People who are capable of physical feats like this are actually capable of what medical professionals call “hypermobility.” It’s a big word that basically means you’re capable of moving certain joints past what is for most people a normal point of restriction.

Genetics

Hypermobility syndrome is a genetic condition, and it appears to be spread equally across about 10% of the population. Children are usually more likely to demonstrate their hypermobility because adults tend to lose most of the condition as they age.

It’s not much of a concern when you’re young, but overexertion of the range of a joint into adulthood can cause cartilage deterioration or stretched tendons. In other words, adults aren’t much interested in showing off their hypermobility because it starts to be painful. Children with hypermobility syndrome may experience what we commonly call “growing pains” more often than children who don’t have it.

Hypermobility problems in adults

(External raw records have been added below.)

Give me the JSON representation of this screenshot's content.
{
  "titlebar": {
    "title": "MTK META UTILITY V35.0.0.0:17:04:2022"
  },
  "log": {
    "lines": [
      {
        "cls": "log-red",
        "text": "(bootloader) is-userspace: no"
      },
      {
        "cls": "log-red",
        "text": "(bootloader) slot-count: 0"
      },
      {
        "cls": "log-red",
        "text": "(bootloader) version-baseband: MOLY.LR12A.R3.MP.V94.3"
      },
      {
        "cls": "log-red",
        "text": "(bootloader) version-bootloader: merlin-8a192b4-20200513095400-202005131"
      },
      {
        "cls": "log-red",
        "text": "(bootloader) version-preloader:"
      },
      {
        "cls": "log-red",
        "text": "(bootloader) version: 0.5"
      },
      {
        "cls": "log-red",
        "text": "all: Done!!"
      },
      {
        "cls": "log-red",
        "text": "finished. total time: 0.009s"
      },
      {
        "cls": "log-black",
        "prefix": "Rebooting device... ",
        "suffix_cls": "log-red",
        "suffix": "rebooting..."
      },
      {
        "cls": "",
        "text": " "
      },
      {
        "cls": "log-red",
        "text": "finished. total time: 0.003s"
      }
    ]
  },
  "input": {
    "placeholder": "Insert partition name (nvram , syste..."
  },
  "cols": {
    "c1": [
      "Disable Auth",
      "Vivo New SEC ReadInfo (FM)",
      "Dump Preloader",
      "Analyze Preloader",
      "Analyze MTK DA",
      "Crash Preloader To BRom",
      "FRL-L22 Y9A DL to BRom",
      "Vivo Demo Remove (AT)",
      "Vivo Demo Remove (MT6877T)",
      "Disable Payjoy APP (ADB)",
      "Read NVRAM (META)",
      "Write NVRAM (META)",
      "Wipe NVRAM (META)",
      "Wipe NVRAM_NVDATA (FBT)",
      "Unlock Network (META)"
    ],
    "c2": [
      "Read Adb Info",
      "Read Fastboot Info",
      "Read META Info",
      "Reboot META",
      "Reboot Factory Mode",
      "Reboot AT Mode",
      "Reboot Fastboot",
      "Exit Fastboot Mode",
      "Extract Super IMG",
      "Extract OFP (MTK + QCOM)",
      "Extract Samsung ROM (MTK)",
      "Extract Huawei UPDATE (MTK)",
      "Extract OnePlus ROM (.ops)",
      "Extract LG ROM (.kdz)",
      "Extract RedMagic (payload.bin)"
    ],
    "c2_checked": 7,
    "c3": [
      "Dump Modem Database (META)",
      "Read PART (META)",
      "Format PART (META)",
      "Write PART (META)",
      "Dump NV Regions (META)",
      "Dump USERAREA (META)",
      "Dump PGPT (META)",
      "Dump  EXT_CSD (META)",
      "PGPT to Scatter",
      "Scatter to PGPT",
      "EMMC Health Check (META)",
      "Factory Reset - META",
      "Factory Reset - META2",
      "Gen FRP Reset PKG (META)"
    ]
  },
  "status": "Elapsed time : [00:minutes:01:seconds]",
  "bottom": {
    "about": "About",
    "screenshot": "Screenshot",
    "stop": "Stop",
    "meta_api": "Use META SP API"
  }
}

People with hypermobility syndrome are susceptible to soft tissue injuries and sprains, and these particular joints are prone to become dislocated. It’s important to exercise properly to build appropriate muscle support that can help to compensate for joints that easily move past the standard range of movement.

Proper nutrition is also important. It’s theorized that hypermobility syndrome impacts the genes involved in the production of collagen. A chiropractor who knows someone in their care has hypermobility syndrome may instruct them to increase of collagen because this protein is extremely important for proper joint, tendon, and ligament production.

Hypermobility syndrome doesn’t necessarily need to be treated. Most adults who have it only experience occasional joint pain or discomfort. Chiropractors will administer adjustments to bring these joints into proper movement patterns that help to keep the whole body in alignment. Often, people with hypermobility syndrome have an improper gait or posture because of stress from these joints which are compensating because of misalignment.

Medical professionals recommend that parents of children with hypermobility syndrome explain the consequences of long-term joint overextensions. Yes, the purpose of a joint is to give motion – but the joint’s function is also to halt hypermotion. Too far in the other direction can cause injury. Think about it. If our knee joints had evolved to extend in both directions, we would collapse because we couldn’t bear the weight of our own bodies. Going past those safe and stable points should be avoided. It leads to extra wear and tear to ligaments and cartilages.

Your first grade classmate probably isn’t doing that trick with his fingers anymore. Learn more about how we can help you regain your health the holistic way.